I can remember the first time I stood up to preach in front of my own parents. It’s not the same as with other things people do. If you’re a musician, chances are your parents heard you practicing when you were little; if you played baseball in college, chances are they first saw you swing the bat in T-ball. But preaching is something dangerously public that emerges from something intensely private. I had a year of seminary under my built - just enough to be dangerous – and I was home for the summer working in parents’ home church in Hendersonville, North Carolina. It was the 80s and liberation theology (“God is on the side of the oppressed”; “Jesus as revolutionary”) was front-and-center in theological institutions but anything but front-and-center in that retirement community in the mountains of North Carolina. Parents, and others who have known you when you were growing up, are inclined to be embarrassed both at the revelation of something so deeply personal and at its being waved around in front of the neighbors. Everybody is vulnerable at a moment like that. I didn’t share any embarrassing family stories of our picking up our luggage in the interstate median while on a family vocation. Nor did I tell any stories about some of my crazy aunts and uncles.

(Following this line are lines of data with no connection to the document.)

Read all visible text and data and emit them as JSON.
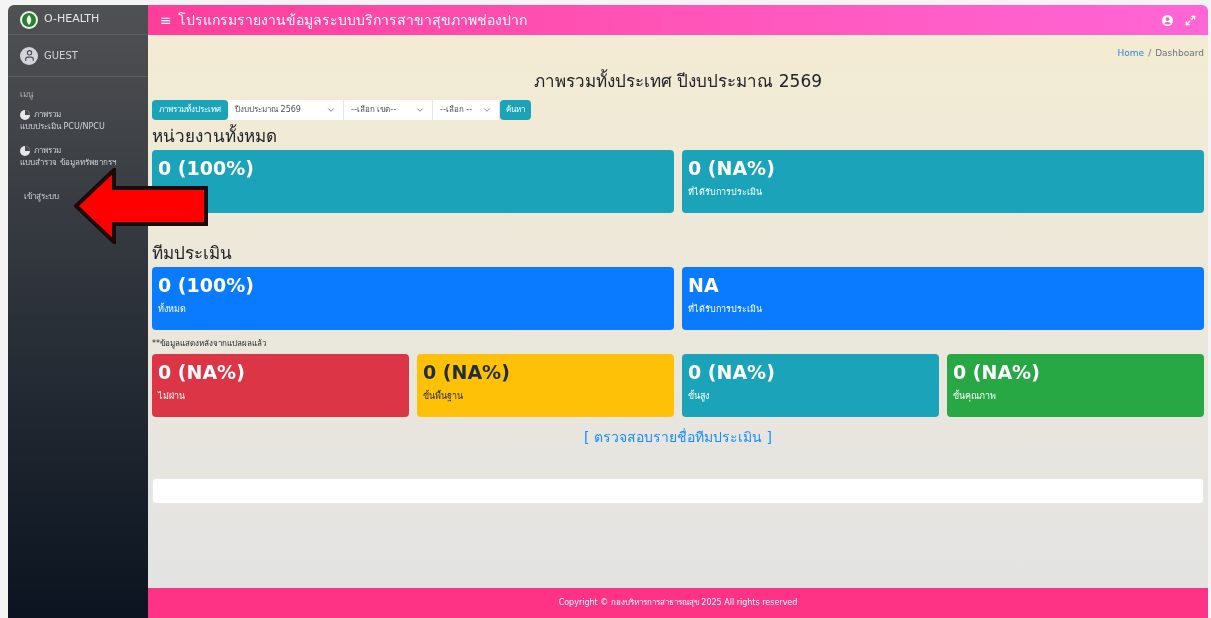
{
  "sidebar": {
    "brand": "O-HEALTH",
    "user": "GUEST",
    "section": "เมนู",
    "items": [
      {
        "line1": "ภาพรวม",
        "line2": "แบบประเมิน PCU/NPCU",
        "kind": "chart"
      },
      {
        "line1": "ภาพรวม",
        "line2": "แบบสำรวจ ข้อมูลทรัพยากรฯ",
        "kind": "chart"
      },
      {
        "line1": "เข้าสู่ระบบ",
        "kind": "plain"
      }
    ]
  },
  "header": {
    "menu_glyph": "≡",
    "title": "โปรแกรมรายงานข้อมูลระบบบริการสาขาสุขภาพช่องปาก"
  },
  "breadcrumb_separator": "/",
  "breadcrumb": [
    {
      "label": "Home",
      "kind": "link"
    },
    {
      "label": "Dashboard",
      "kind": "current"
    }
  ],
  "page_title": "ภาพรวมทั้งประเทศ ปีงบประมาณ 2569",
  "filters": {
    "overview_button": "ภาพรวมทั้งประเทศ",
    "selects": [
      {
        "value": "ปีงบประมาณ 2569"
      },
      {
        "value": "--เลือก เขต--"
      },
      {
        "value": "--เลือก --"
      }
    ],
    "search_button": "ค้นหา"
  },
  "sections": [
    {
      "title": "หน่วยงานทั้งหมด",
      "cards": [
        {
          "value": "0 (100%)",
          "color": "#1ba3b9"
        },
        {
          "value": "0 (NA%)",
          "label": "ที่ได้รับการประเมิน",
          "color": "#1ba3b9"
        }
      ]
    },
    {
      "title": "ทีมประเมิน",
      "cards": [
        {
          "value": "0 (100%)",
          "label": "ทั้งหมด",
          "color": "#0a7bff"
        },
        {
          "value": "NA",
          "label": "ที่ได้รับการประเมิน",
          "color": "#0a7bff"
        }
      ]
    }
  ],
  "note": "**ข้อมูลแสดงหลังจากแปลผลแล้ว",
  "result_cards": [
    {
      "value": "0 (NA%)",
      "label": "ไม่ผ่าน",
      "color": "#dc3545"
    },
    {
      "value": "0 (NA%)",
      "label": "ขั้นพื้นฐาน",
      "color": "#ffc107"
    },
    {
      "value": "0 (NA%)",
      "label": "ขั้นสูง",
      "color": "#1ba3b9"
    },
    {
      "value": "0 (NA%)",
      "label": "ขั้นคุณภาพ",
      "color": "#28a745"
    }
  ],
  "team_link": "[ ตรวจสอบรายชื่อทีมประเมิน ]",
  "footer": "Copyright © กองบริหารการสาธารณสุข 2025 All rights reserved"
}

Dave and Gladys’ boy preached one summer Sunday…if you can call it preaching. Mom was proud but I know she thought I brought a little too much politics into the sermon. I recall Dad saying I turned the sermon too much into a theology lecture and I tried to cover so much of the waterfront that it caused some in attendance to lose their place in line to the Baptists and Methodists at Clifton’s Cafeteria, a favorite among locals.
Turn to Mark 6:1-13 (the scripture passage for this 4th of July weekend) and Jesus has come back home. He’s been asked to preach in his hometown synagogue. It is quite an occasion. They handed Jesus the scroll to read, and when he commented on the passage—that is to say, when he preached his first sermon in his hometown synagogue—they asked one another, “Who does he think he is? Where does he get all that? He may be big down in Galilee, but here he is still Jesus, the carpenter, Mary’s boy.” He was saying, apparently on his own authority, that the kingdom was coming, then and there. Where he was, the kingdom was. And if there was any doubt on the matter, he was doing things that demonstrated it. They –family and neighbors - were offended by him, perhaps by what he said, perhaps by what they thought was his presumptuousness. Whatever the reason, their attitude was effective. “He could do no deed of power there,” Mark tells us. And so far as we know, he never went home again.

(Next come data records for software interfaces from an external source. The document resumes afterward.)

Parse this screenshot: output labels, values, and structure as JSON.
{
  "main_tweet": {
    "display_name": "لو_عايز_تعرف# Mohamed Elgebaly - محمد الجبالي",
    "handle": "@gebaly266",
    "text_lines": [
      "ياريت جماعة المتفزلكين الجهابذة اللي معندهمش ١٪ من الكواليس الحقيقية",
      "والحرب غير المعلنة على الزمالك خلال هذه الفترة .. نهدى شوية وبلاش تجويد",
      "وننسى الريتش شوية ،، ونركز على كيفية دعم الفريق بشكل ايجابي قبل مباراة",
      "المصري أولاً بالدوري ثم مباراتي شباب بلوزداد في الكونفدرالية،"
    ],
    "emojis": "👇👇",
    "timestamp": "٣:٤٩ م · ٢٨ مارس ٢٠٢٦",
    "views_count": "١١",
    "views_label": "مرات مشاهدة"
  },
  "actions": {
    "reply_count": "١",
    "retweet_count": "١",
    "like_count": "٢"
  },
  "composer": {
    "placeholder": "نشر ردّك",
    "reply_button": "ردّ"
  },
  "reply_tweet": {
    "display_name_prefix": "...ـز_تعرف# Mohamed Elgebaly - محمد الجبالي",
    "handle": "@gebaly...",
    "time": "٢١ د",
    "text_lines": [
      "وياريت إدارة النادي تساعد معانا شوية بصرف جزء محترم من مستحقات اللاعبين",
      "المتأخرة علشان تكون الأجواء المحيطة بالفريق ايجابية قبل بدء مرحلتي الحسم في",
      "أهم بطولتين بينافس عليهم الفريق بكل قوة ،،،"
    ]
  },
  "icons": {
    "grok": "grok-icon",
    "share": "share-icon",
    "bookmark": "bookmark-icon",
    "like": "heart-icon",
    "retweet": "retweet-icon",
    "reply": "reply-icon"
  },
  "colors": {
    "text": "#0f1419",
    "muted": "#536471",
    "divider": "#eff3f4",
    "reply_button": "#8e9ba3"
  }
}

In my case I have gone back to that church on a number of occasions. They were very supportive of me. And every time I am in Hendersonville, I stop at the church and its columbarium where my father’s ashes are to remember him and to remind me of my roots.
The story from Mark states that the family weren’t very pleased with him. Maybe they missed something very important Jesus was saying because they thought they already knew what they needed to know. We are good at doing that in our families after all. And we are certainly good at doing that in our religion. “We have the information. We know what we need to know. We don’t need anything more, thank you very much.” They knew what the Messiah looked like. It never occurred to them that God would come among them in someone as ordinary as Jesus, the carpenter, Joseph’s son, Mary’s son.
Barbara Brown Taylor writes in Bread of Angels: “God is all around us, speaking to us through the most unlikely people. Sometimes it is a mysterious stranger, but more often, I suspect, it is people so familiar that we simply overlook them—our own children and parents, our own friends and neighbors, all those hometown prophets who challenge us and love us and tell us who we are.” We do well to keep in mind both the big picture of what God is doing in our world and our time, and the many smaller pictures of the individual humans who will become people of faith and prayer.
That’s worth keeping in mind, especially on this 4th of July weekend when we may be gathering with our families to celebrate and eating potato salad together.